Source data:
┄┄┄┄┄┄

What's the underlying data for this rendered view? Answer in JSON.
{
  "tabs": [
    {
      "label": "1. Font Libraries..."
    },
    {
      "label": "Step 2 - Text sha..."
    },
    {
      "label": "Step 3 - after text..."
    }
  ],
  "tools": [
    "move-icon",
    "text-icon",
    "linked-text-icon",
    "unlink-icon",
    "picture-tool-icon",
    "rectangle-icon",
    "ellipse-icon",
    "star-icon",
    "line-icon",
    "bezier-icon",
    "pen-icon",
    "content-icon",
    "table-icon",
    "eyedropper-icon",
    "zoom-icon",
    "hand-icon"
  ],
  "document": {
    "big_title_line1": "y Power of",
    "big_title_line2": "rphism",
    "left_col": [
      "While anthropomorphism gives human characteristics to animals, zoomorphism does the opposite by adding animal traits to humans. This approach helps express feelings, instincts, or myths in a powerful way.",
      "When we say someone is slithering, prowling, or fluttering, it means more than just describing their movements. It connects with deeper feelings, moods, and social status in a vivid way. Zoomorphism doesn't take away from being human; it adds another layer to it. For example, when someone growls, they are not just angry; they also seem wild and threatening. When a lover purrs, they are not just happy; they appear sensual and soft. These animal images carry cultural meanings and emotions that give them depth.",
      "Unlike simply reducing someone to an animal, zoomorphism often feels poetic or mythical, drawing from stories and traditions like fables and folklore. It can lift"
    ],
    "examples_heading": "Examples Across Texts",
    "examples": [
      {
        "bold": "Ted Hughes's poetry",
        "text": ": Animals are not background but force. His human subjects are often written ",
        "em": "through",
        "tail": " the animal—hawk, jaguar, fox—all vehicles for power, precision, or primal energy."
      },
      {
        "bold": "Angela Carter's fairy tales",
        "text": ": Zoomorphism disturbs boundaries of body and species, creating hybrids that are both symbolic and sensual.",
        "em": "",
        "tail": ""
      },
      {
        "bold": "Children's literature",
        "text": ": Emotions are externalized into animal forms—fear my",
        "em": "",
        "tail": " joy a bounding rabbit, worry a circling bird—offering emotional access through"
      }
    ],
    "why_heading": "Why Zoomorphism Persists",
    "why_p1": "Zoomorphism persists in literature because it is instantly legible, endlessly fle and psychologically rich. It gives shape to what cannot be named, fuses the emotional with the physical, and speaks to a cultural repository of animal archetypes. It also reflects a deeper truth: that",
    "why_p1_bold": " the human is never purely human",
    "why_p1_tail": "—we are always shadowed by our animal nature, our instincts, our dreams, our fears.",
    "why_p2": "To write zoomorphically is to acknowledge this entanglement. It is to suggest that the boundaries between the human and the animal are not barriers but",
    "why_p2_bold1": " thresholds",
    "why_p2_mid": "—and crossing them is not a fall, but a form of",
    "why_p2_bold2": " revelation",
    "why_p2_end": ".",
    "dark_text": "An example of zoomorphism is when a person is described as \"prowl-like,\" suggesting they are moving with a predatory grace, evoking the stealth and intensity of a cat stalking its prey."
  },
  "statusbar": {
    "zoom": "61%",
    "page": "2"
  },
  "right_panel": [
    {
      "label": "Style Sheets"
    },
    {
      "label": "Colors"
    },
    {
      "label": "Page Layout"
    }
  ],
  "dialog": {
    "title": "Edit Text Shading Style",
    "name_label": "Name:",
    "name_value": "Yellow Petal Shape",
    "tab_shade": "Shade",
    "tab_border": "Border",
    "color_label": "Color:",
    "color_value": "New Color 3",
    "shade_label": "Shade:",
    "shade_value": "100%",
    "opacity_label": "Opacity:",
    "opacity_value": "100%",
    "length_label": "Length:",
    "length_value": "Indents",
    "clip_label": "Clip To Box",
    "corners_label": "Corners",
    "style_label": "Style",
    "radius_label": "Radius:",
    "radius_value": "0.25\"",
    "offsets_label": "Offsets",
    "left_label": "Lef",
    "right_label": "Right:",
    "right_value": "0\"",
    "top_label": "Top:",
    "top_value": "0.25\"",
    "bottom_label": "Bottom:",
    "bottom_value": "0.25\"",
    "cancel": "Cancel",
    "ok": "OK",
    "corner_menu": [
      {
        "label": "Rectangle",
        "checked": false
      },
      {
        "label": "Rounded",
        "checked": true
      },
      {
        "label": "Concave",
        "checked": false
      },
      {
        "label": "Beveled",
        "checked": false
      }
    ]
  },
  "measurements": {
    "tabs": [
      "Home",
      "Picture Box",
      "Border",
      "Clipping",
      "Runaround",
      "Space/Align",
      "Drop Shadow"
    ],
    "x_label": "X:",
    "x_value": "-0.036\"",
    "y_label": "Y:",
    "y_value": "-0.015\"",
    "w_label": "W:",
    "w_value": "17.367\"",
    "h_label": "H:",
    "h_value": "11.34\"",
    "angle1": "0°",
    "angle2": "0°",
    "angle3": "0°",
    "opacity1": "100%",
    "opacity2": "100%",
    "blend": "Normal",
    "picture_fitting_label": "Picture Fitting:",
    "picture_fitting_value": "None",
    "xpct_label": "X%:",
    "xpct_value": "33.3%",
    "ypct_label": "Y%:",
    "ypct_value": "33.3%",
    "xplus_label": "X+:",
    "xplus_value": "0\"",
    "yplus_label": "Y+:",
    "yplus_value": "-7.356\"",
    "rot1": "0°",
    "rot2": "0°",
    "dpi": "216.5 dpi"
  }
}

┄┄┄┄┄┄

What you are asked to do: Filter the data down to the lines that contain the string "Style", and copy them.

Solution to this problem:
      "label": "Style Sheets"
    "title": "Edit Text Shading Style",
    "style_label": "Style",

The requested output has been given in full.